Lime: (March 11th to 20th and September 13th to 22nd). Conforming, they do not like to make a big effort to get what they want and sometimes they stay in the same place without making any progress.

Olive: (September 23rd) This is the eternal defender of justice tough he/she might evade problems. These people also own high spiritual ideas.

Oak: (March 21st). People with strong character, active, challenge lovers and with the feet on the ground.

Alder: (March 18th to April 14th). Vanity is their second name, very elegant and refined, generous those who know how to win their heart.

Hazel: (March 22nd to 31st and September 24th to October 3rd). Pleasent and honest personality, but also can be temperamental.

Sorbus: (April 1st to 10th and October 4th to 13th. They can be imprudent, active and they are fond of dares.

Maple: (April 11th to 20th and October 14th to 23rd). Very spontaneous people, always creating something.

Walnut: (April 21st to 30th and October 24th to November 11th). Very unpredictable, at times kind and the next one very selfish people.

Chestnut: (May 15th to 14th and November 12th to 21st). Honest people but also irascible and insecure. They are also very sensitive.

Ash: (May 25th to June 3rd and November 22nd to December 1st). Egocentric, adventurous, charismatic and natural leader people.

Hornbeam: (June 4th to 13th and December 2nd to 11th). Generous people that enjoy living in luxury and comforts.

Birch: (June 24th). Kindand pleasent people that do not like to live in complications.

Apple Tree: (June 25th to July 4th and December 23th to January 1st). People with natural sensuality and sometimes frivolous.

Beech: (December 22nd) Enterprising, hard-working, well-organized and prudent people.

Sometimes there is another kind of Celtic signs:

The Celtic Horoscope is very easy to understand, it does not require advanced studies in astrology, but it does need people to be in touch with nature

As observed, there are twenty-one trees and in some cases, their cycles are repeated twice a year. That is because the Celtic Horoscope is based on moon cycles.

The Celtic culture is one of the most ancient ones, the Celts had an advanced knowledge in astronomy, mathematics and philosophy, getting to share their knowledge with the Greeks and promoting the interchange of students.

It is very interesting to understand the Celtic horoscope, for example if you already know the correspondent tree, you can plant it and follow the Celtic tradition and take care of it, or wait until the birth of your child.

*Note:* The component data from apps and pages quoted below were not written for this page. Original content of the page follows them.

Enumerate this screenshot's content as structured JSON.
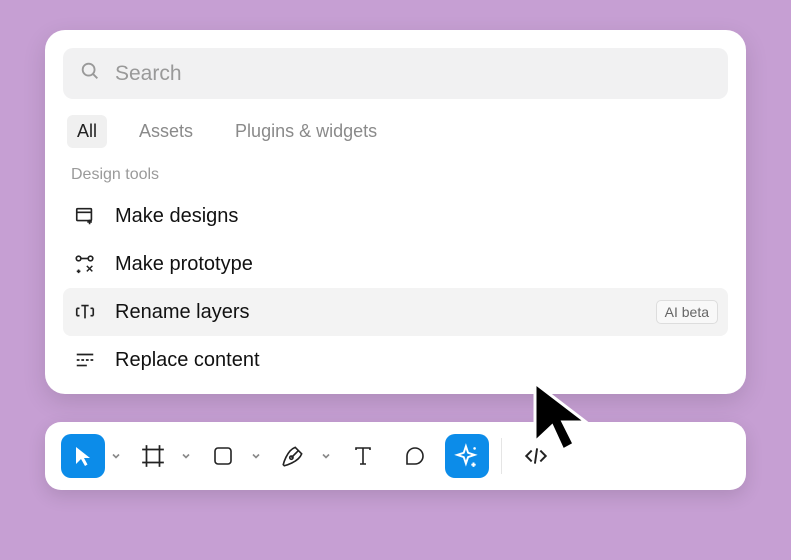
{
  "search": {
    "placeholder": "Search"
  },
  "tabs": {
    "all": "All",
    "assets": "Assets",
    "plugins": "Plugins & widgets"
  },
  "section": {
    "header": "Design tools",
    "items": [
      {
        "label": "Make designs"
      },
      {
        "label": "Make prototype"
      },
      {
        "label": "Rename layers",
        "badge": "AI beta"
      },
      {
        "label": "Replace content"
      }
    ]
  },
  "toolbar": {
    "move": "Move",
    "frame": "Frame",
    "shape": "Rectangle",
    "pen": "Pen",
    "text": "Text",
    "comment": "Comment",
    "ai": "AI",
    "dev": "Dev Mode"
  }
}
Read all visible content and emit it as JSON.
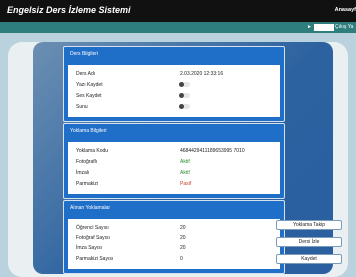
{
  "header": {
    "title": "Engelsiz Ders İzleme Sistemi",
    "nav_label": "Anasayf"
  },
  "subheader": {
    "arrow": "►",
    "user_value": "",
    "logout_label": "Çıkış Ya"
  },
  "ders": {
    "title": "Ders Bilgileri",
    "rows": [
      {
        "label": "Ders Adı",
        "value": "2.03.2020 12:33:16"
      },
      {
        "label": "Yazı Kaydet",
        "toggle": false
      },
      {
        "label": "Ses Kaydet",
        "toggle": false
      },
      {
        "label": "Sunu",
        "toggle": false
      }
    ]
  },
  "yoklama": {
    "title": "Yoklama Bilgileri",
    "rows": [
      {
        "label": "Yoklama Kodu",
        "value": "4684429411189653995 7010",
        "color": "#222222"
      },
      {
        "label": "Fotoğraflı",
        "value": "Aktif",
        "color": "#2e8b2e"
      },
      {
        "label": "İmzalı",
        "value": "Aktif",
        "color": "#2e8b2e"
      },
      {
        "label": "Parmakizi",
        "value": "Pasif",
        "color": "#c0392b"
      }
    ]
  },
  "alinan": {
    "title": "Alınan Yoklamalar",
    "rows": [
      {
        "label": "Öğrenci Sayısı",
        "value": "20"
      },
      {
        "label": "Fotoğraf Sayısı",
        "value": "20"
      },
      {
        "label": "İmza Sayısı",
        "value": "20"
      },
      {
        "label": "Parmakizi Sayısı",
        "value": "0"
      }
    ]
  },
  "actions": {
    "yoklama_takip": "Yoklama Takip",
    "ders_izle": "Dersi İzle",
    "kaydet": "Kaydet"
  },
  "colors": {
    "topbar": "#111111",
    "subbar": "#2f7e7e",
    "panel": "#1f6ec7",
    "active": "#2e8b2e",
    "passive": "#c0392b"
  }
}
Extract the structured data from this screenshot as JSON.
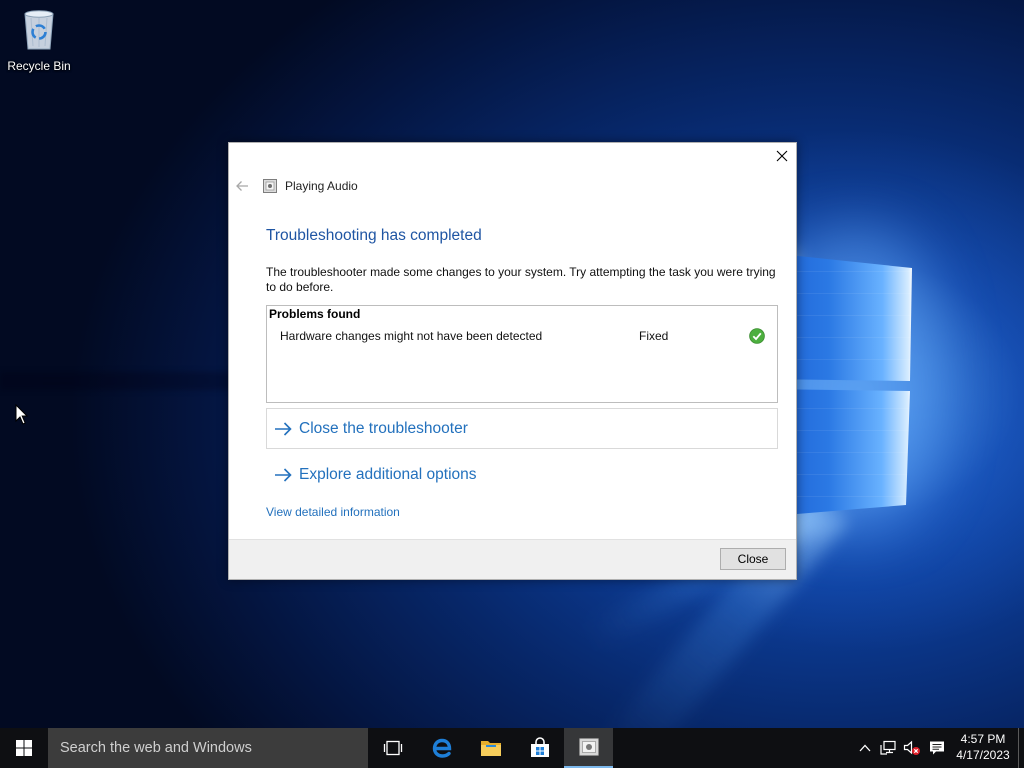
{
  "desktop": {
    "recycle_bin": {
      "label": "Recycle Bin",
      "icon": "recycle-bin-icon"
    },
    "cursor_icon": "mouse-pointer-icon"
  },
  "dialog": {
    "window_title": "Playing Audio",
    "title_icon": "troubleshooter-icon",
    "back_icon": "back-arrow-icon",
    "close_icon": "close-icon",
    "heading": "Troubleshooting has completed",
    "description": "The troubleshooter made some changes to your system. Try attempting the task you were trying to do before.",
    "problems": {
      "header": "Problems found",
      "items": [
        {
          "description": "Hardware changes might not have been detected",
          "status": "Fixed",
          "status_icon": "check-circle-icon"
        }
      ]
    },
    "actions": [
      {
        "label": "Close the troubleshooter",
        "icon": "arrow-right-icon"
      },
      {
        "label": "Explore additional options",
        "icon": "arrow-right-icon"
      }
    ],
    "details_link": "View detailed information",
    "close_button": "Close"
  },
  "taskbar": {
    "start_icon": "windows-logo-icon",
    "search": {
      "placeholder": "Search the web and Windows"
    },
    "apps": [
      {
        "icon": "task-view-icon",
        "active": false
      },
      {
        "icon": "edge-icon",
        "active": false
      },
      {
        "icon": "file-explorer-icon",
        "active": false
      },
      {
        "icon": "store-icon",
        "active": false
      },
      {
        "icon": "troubleshooter-icon",
        "active": true
      }
    ],
    "tray": {
      "icons": [
        "chevron-up-icon",
        "network-icon",
        "volume-muted-icon",
        "action-center-icon"
      ],
      "time": "4:57 PM",
      "date": "4/17/2023"
    }
  },
  "colors": {
    "accent": "#2371bd",
    "heading": "#1f55a3",
    "success": "#4caf3e",
    "taskbar": "#0e0f12",
    "active_indicator": "#7cb8ec",
    "desktop_dark": "#020a22",
    "desktop_glow": "#1d63d2"
  }
}
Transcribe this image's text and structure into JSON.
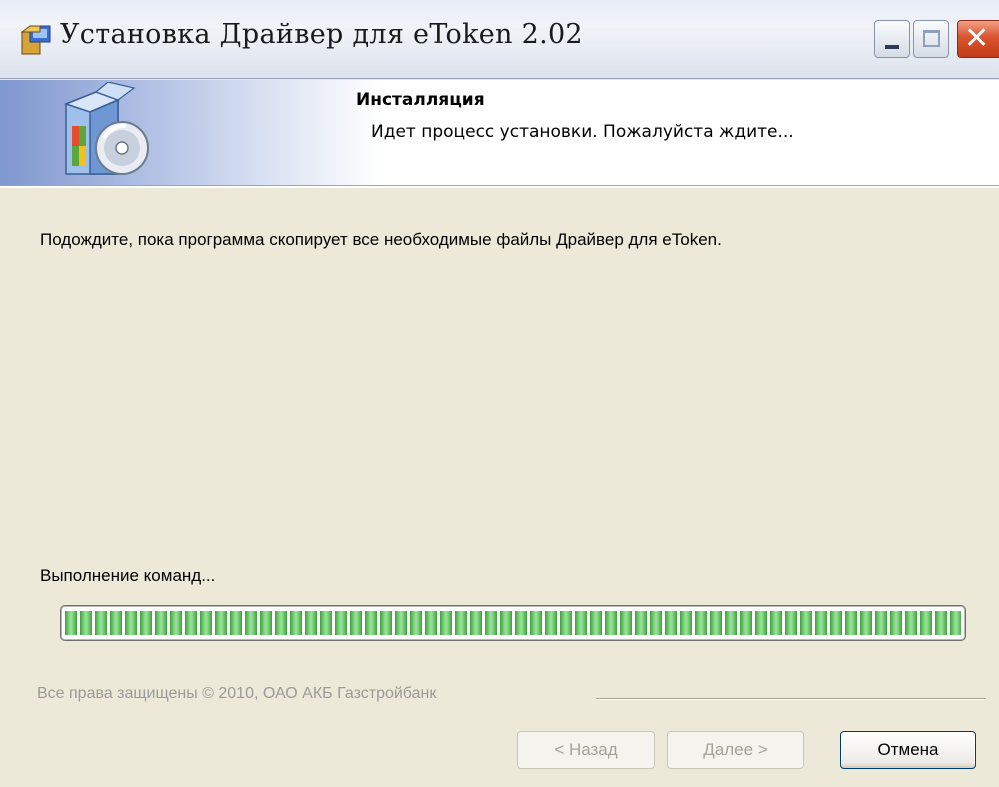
{
  "window": {
    "title": "Установка Драйвер для eToken 2.02",
    "close_glyph": "✕",
    "title_icon": "installer-box-icon"
  },
  "banner": {
    "title": "Инсталляция",
    "subtitle": "Идет процесс установки. Пожалуйста ждите...",
    "icon": "software-box-cd-icon"
  },
  "content": {
    "message": "Подождите, пока программа скопирует все необходимые файлы Драйвер для eToken.",
    "status": "Выполнение команд...",
    "progress_percent": 100
  },
  "footer": {
    "copyright": "Все права защищены © 2010, ОАО АКБ Газстройбанк",
    "back_label": "< Назад",
    "next_label": "Далее >",
    "cancel_label": "Отмена"
  },
  "colors": {
    "progress_green": "#6CC86C",
    "window_bg": "#ECE9D8",
    "close_red": "#D9542F"
  }
}
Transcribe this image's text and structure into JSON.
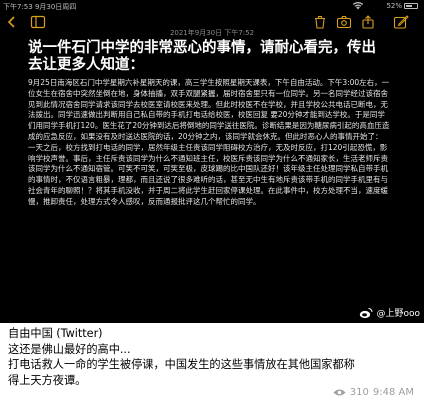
{
  "status_bar": {
    "time": "下午7:53  9月30日周四",
    "battery": "52%"
  },
  "note": {
    "date": "2021年9月30日 下午7:52",
    "title": "说一件石门中学的非常恶心的事情，请耐心看完，传出去让更多人知道：",
    "body": "9月25日南海区石门中学星期六补星期天的课，高三学生按照星期天课表，下午自由活动。下午3:00左右，一位女生在宿舍中突然坐倒在地，身体抽搐，双手双腿紧握，届时宿舍里只有一位同学。另一名同学经过该宿舍见到此情况宿舍同学请求该同学去校医室请校医来处理。但此时校医不在学校，并且学校公共电话已断电，无法拨出。同学迅速做出判断用自己私自带的手机打电话给校医，校医回复 要20分钟才能到达学校。于是同学们用同学手机打120。医生花了20分钟到达后将倒地的同学送往医院。诊断结果是因为糖尿病引起的高血压造成的应急反应，如果没有及时送达医院的话，20分钟之内，该同学就会休克。但此时恶心人的事情开始了：一天之后，校方找到打电话的同学，居然年级主任责该同学阻碍校方治疗，无及时反应，打120引起恐慌，影响学校声誉。事后，主任斥责该同学为什么不通知班主任，校医斥责该同学为什么不通知家长，生活老师斥责该同学为什么不通知宿管。可笑不可笑，可笑至极，皮球踢的比中国队还好！该年级主任处理同学私自带手机的事情时，不仅语言粗暴，理都，而且还说了很多难听的话，甚至无中生有地斥责该带手机的同学手机里有与社会青年的聊照！？将其手机没收，并于周二将此学生赶回家停课处理。在此事件中，校方处理不当，速度缓慢，推卸责任，处理方式令人感叹，反而通报批评这几个帮忙的同学。"
  },
  "watermark": {
    "text": "@上野ooo"
  },
  "tweet": {
    "source": "自由中国 (Twitter)",
    "lines": [
      "这还是佛山最好的高中...",
      "打电话救人一命的学生被停课，中国发生的这些事情放在其他国家都称",
      "得上天方夜谭。"
    ],
    "views": "310",
    "time": "9:48 AM"
  }
}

Besides this is great opportunity to contribute and make a better environment ))